⟨

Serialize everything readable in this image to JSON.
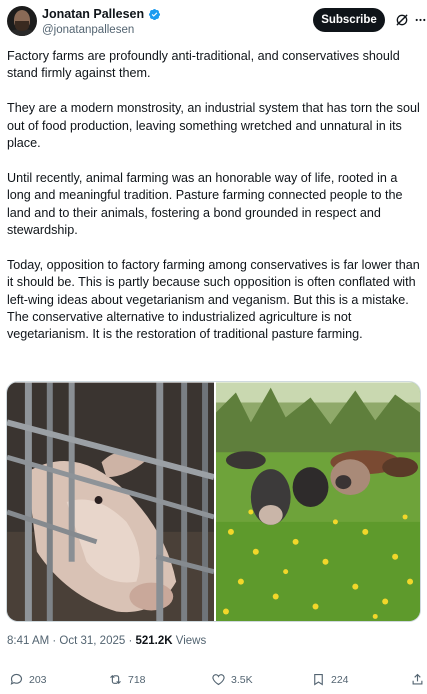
{
  "author": {
    "display_name": "Jonatan Pallesen",
    "handle": "@jonatanpallesen",
    "verified": true
  },
  "header": {
    "subscribe_label": "Subscribe"
  },
  "post": {
    "paragraphs": [
      "Factory farms are profoundly anti-traditional, and conservatives should stand firmly against them.",
      "They are a modern monstrosity, an industrial system that has torn the soul out of food production, leaving something wretched and unnatural in its place.",
      "Until recently, animal farming was an honorable way of life, rooted in a long and meaningful tradition. Pasture farming connected people to the land and to their animals, fostering a bond grounded in respect and stewardship.",
      "Today, opposition to factory farming among conservatives is far lower than it should be. This is partly because such opposition is often conflated with left-wing ideas about vegetarianism and veganism. But this is a mistake. The conservative alternative to industrialized agriculture is not vegetarianism. It is the restoration of traditional pasture farming."
    ],
    "timestamp": "8:41 AM · Oct 31, 2025 · ",
    "views_count": "521.2K",
    "views_label": " Views"
  },
  "actions": {
    "replies": "203",
    "reposts": "718",
    "likes": "3.5K",
    "bookmarks": "224"
  },
  "colors": {
    "verified_blue": "#1d9bf0",
    "secondary_text": "#536471",
    "primary_text": "#0f1419"
  },
  "icons": [
    "verified-badge-icon",
    "grok-icon",
    "more-icon",
    "reply-icon",
    "repost-icon",
    "like-icon",
    "bookmark-icon",
    "share-icon"
  ]
}
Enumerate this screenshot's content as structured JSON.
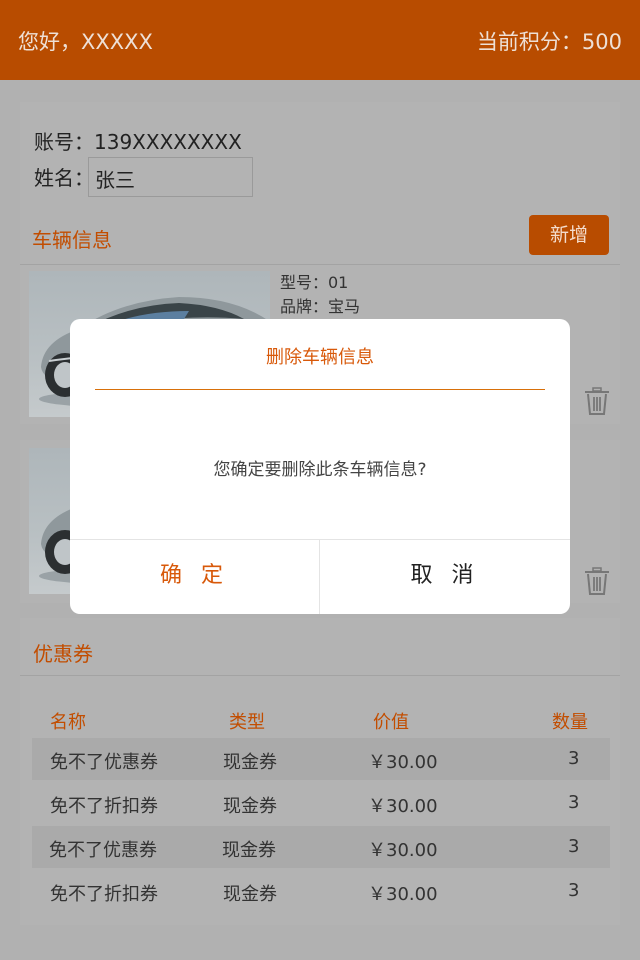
{
  "header": {
    "greeting": "您好，XXXXX",
    "points": "当前积分：500"
  },
  "account": {
    "account_label": "账号：139XXXXXXXX",
    "name_label": "姓名：",
    "name_value": "张三"
  },
  "vehicles": {
    "title": "车辆信息",
    "add_label": "新增",
    "items": [
      {
        "model": "型号：01",
        "brand": "品牌：宝马"
      },
      {
        "model": "",
        "brand": ""
      }
    ]
  },
  "coupons": {
    "title": "优惠券",
    "columns": [
      "名称",
      "类型",
      "价值",
      "数量"
    ],
    "rows": [
      [
        "免不了优惠券",
        "现金券",
        "￥30.00",
        "3"
      ],
      [
        "免不了折扣券",
        "现金券",
        "￥30.00",
        "3"
      ],
      [
        "免不了优惠券",
        "现金券",
        "￥30.00",
        "3"
      ],
      [
        "免不了折扣券",
        "现金券",
        "￥30.00",
        "3"
      ]
    ]
  },
  "dialog": {
    "title": "删除车辆信息",
    "message": "您确定要删除此条车辆信息?",
    "confirm_label": "确 定",
    "cancel_label": "取 消"
  },
  "colors": {
    "accent": "#b84c00",
    "accent_text": "#c24d00",
    "dialog_accent": "#d8590a"
  },
  "icons": {
    "delete": "trash-icon"
  }
}
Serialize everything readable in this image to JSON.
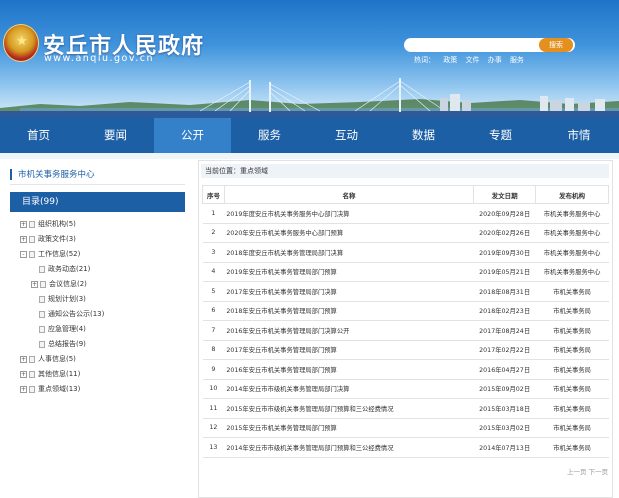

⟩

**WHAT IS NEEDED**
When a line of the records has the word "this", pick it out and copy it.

**RESPONSE**
Serialize everything readable in this image to JSON.
      "Today, opposition to factory farming among conservatives is far lower than it should be. This is partly because such opposition is often conflated with left-wing ideas about vegetarianism and veganism. But this is a mistake. The conservative alternative to industrialized agriculture is not vegetarianism. It is the restoration of traditional pasture farming."
Enumerate this screenshot's content as structured JSON.
Serialize everything readable in this image to JSON.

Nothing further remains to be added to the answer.